Right and Wrong are mutually acknowledged peers considering whether P. At t0, Right forms 0.2 credence in P, and Wrong forms a 0.8 credence in P. The evidence [E1] available to both of them actually supports a 0.2 credence in P. Right and Wrong then compare notes, and realize they disagree. (Christensen, p.3)
What credence should Right and Wrong then settle on? One version of the Equal Weight View would have them 'split the difference' and settle on 0.5. But, as Tom Kelly has objected, this seems to neglect the first-order evidence entirely. The higher-order (psychological) evidence is equally balanced between .2 and .8, so if we add in the first-order evidence (which supports .2), this should presumably tilt the balance of evidence to something less than .5.
In 'Disagreement, Question-Begging and Epistemic Self-Criticism' [pdf], David Christensen offers a novel response to this objection. He suggests that there's an important asymmetry between the evidence available to the two agents. Basically, the idea is that we get higher-order evidence from other people's judgments, since they can act as 'checks' on our own conclusions; but it would be double counting to treat one's own judgments in the same way. (Just imagine: "E supports .2 credence in H; plus, I just judged that this is so -- all the more reason to give H .2 credence!") Or, as Brian Weatherson might put it, the first-order evidence subsumes whatever evidential force is had by the psychological fact of one's own judgment (regarding that very evidence).
As Christensen points out (p.10), this has very interesting consequences for the case of Right and Wrong:
the important determinants of what's rational for Right to believe are the original evidence E1 (which should, and does, move her to put 0.2 credence in P), and Wrong's dissent (which does and, according to the Equal Weight Conciliationist, should move her from 0.2 to 0.5). In contrast, the determinants of what Wrong should believe are E1 (which should move him toward having 0.2 credence in P), and Right's belief (which also should move him toward 0.2).
In other words, Right should be moved by the (alas, misleading) disagreement from 0.2 to 0.5, whereas Wrong should be moved all the way to 0.2, with his initial judgment counting for naught.
This is interesting, because it's often assumed that both agents share all the same evidence and hence ought to conclude the same thing. And perhaps the most common alternative view would secure divergence in outcome simply by allowing each agent to stubbornly stick close to their own initial estimates. Christensen's solution, by contrast, introduces a genuine asymmetry between the two agents -- thus doing justice to the first-order evidence -- whilst also requiring each agent to give 'equal weight' to the opinion of their peer, rather than downgrading them in a question-begging manner.
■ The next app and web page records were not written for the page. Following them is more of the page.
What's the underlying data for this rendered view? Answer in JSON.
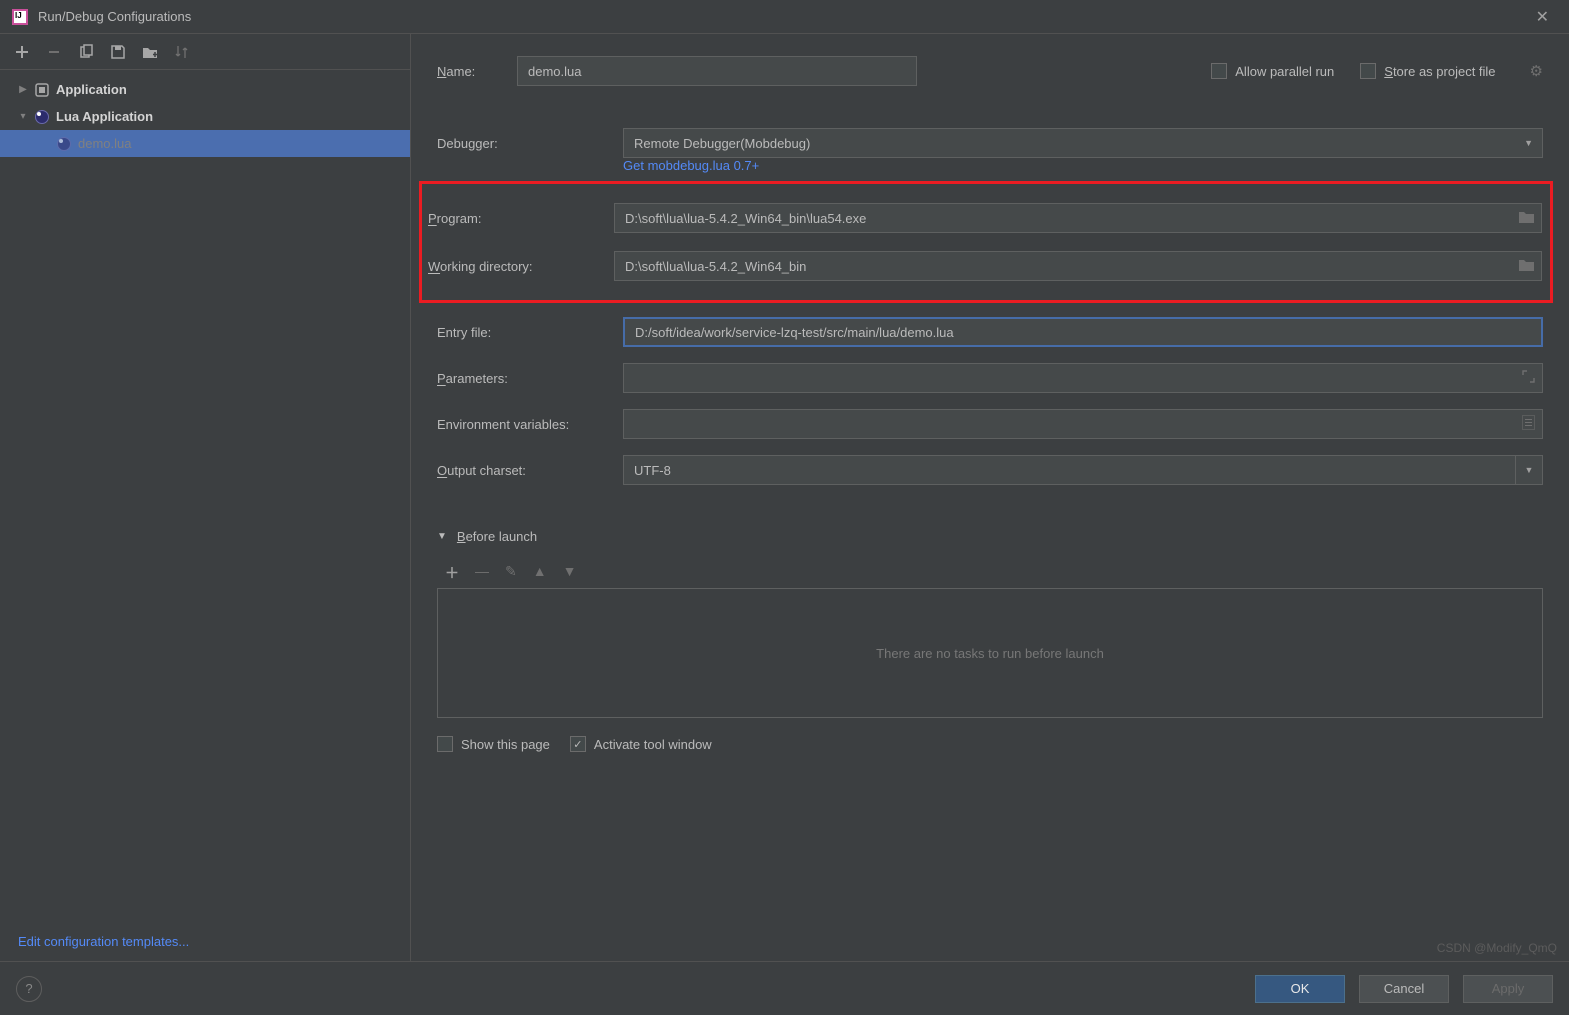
{
  "window": {
    "title": "Run/Debug Configurations"
  },
  "tree": {
    "items": [
      {
        "label": "Application"
      },
      {
        "label": "Lua Application"
      },
      {
        "label": "demo.lua"
      }
    ],
    "edit_templates": "Edit configuration templates..."
  },
  "form": {
    "name_label": "ame:",
    "name_prefix": "N",
    "name_value": "demo.lua",
    "allow_parallel": "Allow parallel run",
    "store_project": "tore as project file",
    "store_prefix": "S",
    "debugger_label": "Debugger:",
    "debugger_value": "Remote Debugger(Mobdebug)",
    "debugger_link": "Get mobdebug.lua 0.7+",
    "program_prefix": "P",
    "program_label": "rogram:",
    "program_value": "D:\\soft\\lua\\lua-5.4.2_Win64_bin\\lua54.exe",
    "workdir_prefix": "W",
    "workdir_label": "orking directory:",
    "workdir_value": "D:\\soft\\lua\\lua-5.4.2_Win64_bin",
    "entry_label": "Entry file:",
    "entry_value": "D:/soft/idea/work/service-lzq-test/src/main/lua/demo.lua",
    "params_prefix": "P",
    "params_label": "arameters:",
    "params_value": "",
    "env_label": "Environment variables:",
    "env_value": "",
    "charset_prefix": "O",
    "charset_label": "utput charset:",
    "charset_value": "UTF-8"
  },
  "before_launch": {
    "title_prefix": "B",
    "title": "efore launch",
    "empty_text": "There are no tasks to run before launch",
    "show_page": "Show this page",
    "activate_tool": "Activate tool window"
  },
  "buttons": {
    "ok": "OK",
    "cancel": "Cancel",
    "apply": "Apply"
  },
  "watermark": "CSDN @Modify_QmQ"
}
He can thus offer intuitively appealing answers to both of the opening questions of this post -- an impressive achievement!